Written by Jean Roberts-Jones, Chief Executive at One Community
As Chief Executive of a medium size charity part of my job covers being responsible for all safeguarding aspects within our organisation. This covers how we work with clients as well as what we see when working with people.
Of course, I delegate some of those day to day tasks to front line managers but I need to feel confident they know what to look for and what to do next. There is also an issue in that One Community often puts on training for voluntary sector organisations, as well as our own staff. This means that we need to make it appropriate for groups such as lunch clubs or social groups who may have concerns about a client as well as traditional care settings. Ultimately however, I am responsible. So this week I attended a refresher course provided by PACT (Partnership in Care Training), part of Hampshire County Council.
It was an excellent two day course and included many helpful case scenarios which made it real. In the group discussions we were able to think through how you would implement the key principles of safeguarding to ensure our individual staff, as well as ourselves, know what to do and when.
They also covered fire safety and the role of trading standards officers which added a different dimension to those at risk. Instantly, we think about smoke detectors and rogue traders at the door but the firefighter asked us about where people keep their door keys so they can get out in a hurry? What about letters arriving saying you have won £50,000 all you need to do is send a cheque for £500 to register so they can send you the money?

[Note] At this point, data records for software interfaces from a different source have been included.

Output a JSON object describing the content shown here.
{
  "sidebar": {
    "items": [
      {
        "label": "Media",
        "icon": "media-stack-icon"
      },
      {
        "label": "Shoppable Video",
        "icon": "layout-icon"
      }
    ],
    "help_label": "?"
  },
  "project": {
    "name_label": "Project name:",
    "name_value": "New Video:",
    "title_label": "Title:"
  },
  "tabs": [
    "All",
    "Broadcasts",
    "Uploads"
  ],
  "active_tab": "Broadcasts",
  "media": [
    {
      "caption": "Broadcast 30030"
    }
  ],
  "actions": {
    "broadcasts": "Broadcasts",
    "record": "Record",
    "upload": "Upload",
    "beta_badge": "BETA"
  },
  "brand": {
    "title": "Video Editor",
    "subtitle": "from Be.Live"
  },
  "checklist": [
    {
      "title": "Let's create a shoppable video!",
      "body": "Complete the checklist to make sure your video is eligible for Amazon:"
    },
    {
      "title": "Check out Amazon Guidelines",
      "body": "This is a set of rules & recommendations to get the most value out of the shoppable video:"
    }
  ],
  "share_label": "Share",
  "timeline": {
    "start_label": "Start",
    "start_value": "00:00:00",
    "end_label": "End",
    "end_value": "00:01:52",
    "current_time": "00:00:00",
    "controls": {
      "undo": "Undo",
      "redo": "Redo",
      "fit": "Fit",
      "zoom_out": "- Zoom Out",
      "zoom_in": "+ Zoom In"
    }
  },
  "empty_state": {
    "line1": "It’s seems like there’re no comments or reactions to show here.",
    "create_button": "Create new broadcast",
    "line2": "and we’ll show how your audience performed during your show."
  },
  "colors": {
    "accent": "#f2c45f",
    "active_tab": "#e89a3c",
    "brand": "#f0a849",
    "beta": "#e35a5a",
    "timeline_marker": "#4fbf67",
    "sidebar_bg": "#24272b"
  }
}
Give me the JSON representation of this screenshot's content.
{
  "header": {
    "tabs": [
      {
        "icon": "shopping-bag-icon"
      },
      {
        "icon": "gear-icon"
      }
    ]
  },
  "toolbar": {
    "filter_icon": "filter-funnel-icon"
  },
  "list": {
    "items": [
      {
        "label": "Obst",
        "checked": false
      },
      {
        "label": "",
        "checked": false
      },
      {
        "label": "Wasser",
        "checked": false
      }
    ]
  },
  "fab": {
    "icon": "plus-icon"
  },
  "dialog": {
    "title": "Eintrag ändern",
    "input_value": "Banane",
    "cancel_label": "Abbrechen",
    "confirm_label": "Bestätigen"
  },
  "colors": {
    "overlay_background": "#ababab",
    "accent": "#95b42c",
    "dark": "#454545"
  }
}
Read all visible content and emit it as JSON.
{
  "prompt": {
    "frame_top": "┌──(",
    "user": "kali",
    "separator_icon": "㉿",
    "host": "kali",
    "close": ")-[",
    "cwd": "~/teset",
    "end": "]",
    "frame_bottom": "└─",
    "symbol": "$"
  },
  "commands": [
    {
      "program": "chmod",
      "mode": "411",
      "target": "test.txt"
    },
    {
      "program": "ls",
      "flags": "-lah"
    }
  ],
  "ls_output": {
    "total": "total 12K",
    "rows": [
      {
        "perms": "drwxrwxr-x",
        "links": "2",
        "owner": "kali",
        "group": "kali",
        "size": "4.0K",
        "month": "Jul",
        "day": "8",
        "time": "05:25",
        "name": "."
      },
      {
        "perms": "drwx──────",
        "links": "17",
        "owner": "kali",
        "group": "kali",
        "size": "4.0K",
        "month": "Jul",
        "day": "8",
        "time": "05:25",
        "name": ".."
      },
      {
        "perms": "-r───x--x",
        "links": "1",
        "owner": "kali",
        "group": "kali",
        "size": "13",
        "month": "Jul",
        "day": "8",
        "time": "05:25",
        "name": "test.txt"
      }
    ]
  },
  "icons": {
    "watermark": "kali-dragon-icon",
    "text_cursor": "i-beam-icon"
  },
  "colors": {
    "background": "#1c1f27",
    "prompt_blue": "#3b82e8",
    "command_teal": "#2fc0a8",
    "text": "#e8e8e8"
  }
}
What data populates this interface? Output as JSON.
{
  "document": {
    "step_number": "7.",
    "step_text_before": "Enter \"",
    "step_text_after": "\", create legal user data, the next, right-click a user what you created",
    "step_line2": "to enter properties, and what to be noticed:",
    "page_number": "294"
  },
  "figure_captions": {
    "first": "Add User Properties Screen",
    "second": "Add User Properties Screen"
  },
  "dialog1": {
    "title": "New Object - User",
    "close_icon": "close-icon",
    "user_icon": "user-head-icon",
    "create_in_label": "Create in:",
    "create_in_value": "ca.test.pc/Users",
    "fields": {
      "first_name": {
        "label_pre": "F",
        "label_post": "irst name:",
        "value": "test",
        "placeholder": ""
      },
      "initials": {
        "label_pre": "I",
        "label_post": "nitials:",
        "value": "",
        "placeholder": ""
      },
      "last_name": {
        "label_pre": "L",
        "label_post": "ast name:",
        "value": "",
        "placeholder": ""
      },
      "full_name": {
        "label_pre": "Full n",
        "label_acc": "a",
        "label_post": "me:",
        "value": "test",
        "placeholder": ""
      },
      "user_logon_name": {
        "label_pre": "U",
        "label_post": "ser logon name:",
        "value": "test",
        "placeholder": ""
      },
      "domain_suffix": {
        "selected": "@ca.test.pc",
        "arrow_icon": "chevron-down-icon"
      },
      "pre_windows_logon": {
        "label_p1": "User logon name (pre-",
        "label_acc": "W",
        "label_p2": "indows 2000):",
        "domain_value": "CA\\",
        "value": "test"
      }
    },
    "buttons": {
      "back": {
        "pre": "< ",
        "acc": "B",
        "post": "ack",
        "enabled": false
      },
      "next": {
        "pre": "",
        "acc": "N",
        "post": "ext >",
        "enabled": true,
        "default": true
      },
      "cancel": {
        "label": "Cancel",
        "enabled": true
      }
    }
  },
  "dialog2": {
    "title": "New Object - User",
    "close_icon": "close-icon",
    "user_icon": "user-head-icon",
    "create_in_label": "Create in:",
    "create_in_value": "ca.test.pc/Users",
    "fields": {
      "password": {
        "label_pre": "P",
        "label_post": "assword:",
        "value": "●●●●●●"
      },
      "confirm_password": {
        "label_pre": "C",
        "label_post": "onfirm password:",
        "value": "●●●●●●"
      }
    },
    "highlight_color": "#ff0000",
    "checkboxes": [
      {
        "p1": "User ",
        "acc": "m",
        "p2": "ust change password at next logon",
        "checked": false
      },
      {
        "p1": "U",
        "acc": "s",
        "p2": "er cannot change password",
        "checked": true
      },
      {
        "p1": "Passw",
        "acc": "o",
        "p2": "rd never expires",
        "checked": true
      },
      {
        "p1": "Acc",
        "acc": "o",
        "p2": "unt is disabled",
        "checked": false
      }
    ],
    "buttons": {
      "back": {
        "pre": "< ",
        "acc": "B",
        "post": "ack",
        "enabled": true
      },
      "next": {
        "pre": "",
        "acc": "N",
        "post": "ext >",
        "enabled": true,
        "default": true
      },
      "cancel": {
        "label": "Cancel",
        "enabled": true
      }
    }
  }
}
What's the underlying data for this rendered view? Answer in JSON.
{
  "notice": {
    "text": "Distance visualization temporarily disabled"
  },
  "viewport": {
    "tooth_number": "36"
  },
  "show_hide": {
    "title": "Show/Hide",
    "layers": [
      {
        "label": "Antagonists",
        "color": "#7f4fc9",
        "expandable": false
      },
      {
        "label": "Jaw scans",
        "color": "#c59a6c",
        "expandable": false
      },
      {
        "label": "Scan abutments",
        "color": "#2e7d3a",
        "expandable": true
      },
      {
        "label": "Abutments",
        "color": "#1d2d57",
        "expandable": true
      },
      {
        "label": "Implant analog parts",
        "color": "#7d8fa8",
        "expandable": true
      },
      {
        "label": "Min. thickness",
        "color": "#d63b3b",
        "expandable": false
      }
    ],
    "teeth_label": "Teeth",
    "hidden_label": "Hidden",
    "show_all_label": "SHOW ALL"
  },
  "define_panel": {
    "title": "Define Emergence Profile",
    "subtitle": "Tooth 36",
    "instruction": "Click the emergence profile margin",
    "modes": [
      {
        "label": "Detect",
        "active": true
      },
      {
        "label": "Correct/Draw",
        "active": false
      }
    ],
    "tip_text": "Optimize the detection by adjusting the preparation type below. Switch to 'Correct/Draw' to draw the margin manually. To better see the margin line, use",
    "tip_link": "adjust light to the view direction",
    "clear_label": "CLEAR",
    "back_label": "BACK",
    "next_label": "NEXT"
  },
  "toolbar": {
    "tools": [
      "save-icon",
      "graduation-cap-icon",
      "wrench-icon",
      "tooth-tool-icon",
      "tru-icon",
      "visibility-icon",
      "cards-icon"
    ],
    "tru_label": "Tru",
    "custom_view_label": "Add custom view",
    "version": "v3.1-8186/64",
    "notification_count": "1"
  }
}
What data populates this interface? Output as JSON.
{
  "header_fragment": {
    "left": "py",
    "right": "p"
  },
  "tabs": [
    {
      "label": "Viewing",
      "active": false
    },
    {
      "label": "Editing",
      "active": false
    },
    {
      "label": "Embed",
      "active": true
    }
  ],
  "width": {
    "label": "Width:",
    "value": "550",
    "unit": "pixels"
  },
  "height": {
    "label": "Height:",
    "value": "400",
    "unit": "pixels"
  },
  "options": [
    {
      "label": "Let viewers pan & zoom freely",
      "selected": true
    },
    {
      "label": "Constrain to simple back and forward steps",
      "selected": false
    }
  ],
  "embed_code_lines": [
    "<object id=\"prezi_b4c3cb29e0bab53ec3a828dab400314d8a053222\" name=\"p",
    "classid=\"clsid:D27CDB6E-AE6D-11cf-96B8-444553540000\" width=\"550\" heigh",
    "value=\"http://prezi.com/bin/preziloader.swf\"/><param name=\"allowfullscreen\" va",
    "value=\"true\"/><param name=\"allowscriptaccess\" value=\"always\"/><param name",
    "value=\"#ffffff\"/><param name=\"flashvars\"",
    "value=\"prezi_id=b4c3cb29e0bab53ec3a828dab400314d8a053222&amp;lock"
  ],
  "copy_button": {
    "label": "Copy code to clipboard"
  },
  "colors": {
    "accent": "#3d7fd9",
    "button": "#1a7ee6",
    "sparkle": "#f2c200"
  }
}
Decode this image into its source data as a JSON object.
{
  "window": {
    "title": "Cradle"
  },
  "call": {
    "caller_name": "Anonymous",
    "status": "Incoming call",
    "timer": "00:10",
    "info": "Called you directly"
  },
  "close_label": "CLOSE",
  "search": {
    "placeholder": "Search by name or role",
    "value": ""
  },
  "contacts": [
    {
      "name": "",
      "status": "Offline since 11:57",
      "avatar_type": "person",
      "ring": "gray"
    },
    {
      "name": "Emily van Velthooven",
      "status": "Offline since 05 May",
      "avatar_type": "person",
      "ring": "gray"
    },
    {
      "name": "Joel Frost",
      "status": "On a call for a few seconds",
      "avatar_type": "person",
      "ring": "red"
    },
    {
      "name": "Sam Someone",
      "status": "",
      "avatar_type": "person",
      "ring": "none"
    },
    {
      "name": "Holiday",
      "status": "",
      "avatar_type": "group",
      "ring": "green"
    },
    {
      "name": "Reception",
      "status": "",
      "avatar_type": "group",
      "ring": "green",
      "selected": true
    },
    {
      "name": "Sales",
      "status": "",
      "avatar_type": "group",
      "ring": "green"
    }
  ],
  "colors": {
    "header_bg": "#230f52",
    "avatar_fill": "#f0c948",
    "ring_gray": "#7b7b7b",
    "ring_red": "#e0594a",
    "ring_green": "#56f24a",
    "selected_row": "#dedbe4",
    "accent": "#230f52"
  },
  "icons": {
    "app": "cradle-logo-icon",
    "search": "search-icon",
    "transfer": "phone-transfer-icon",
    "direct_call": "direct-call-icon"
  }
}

One Community often invite Trading Standards staff to come and address older people’s groups so people are aware of the dangers. Sadly, during every session I have attended there has been one member of the audience who knows someone who has been a victim.
Often people are reluctant to raise a concern because they don’t feel confident about what to do next. Hopefully all voluntary organisations have clear pathways to follow but if you are not sure, Hampshire County Council have a helpline with consultants available to talk through any aspect of concern on 01962 833666. Follow the link on www.hampshiresab.org.uk which gives useful information about is abuse and who may be affected.
No-one wants to say “if only I had…..”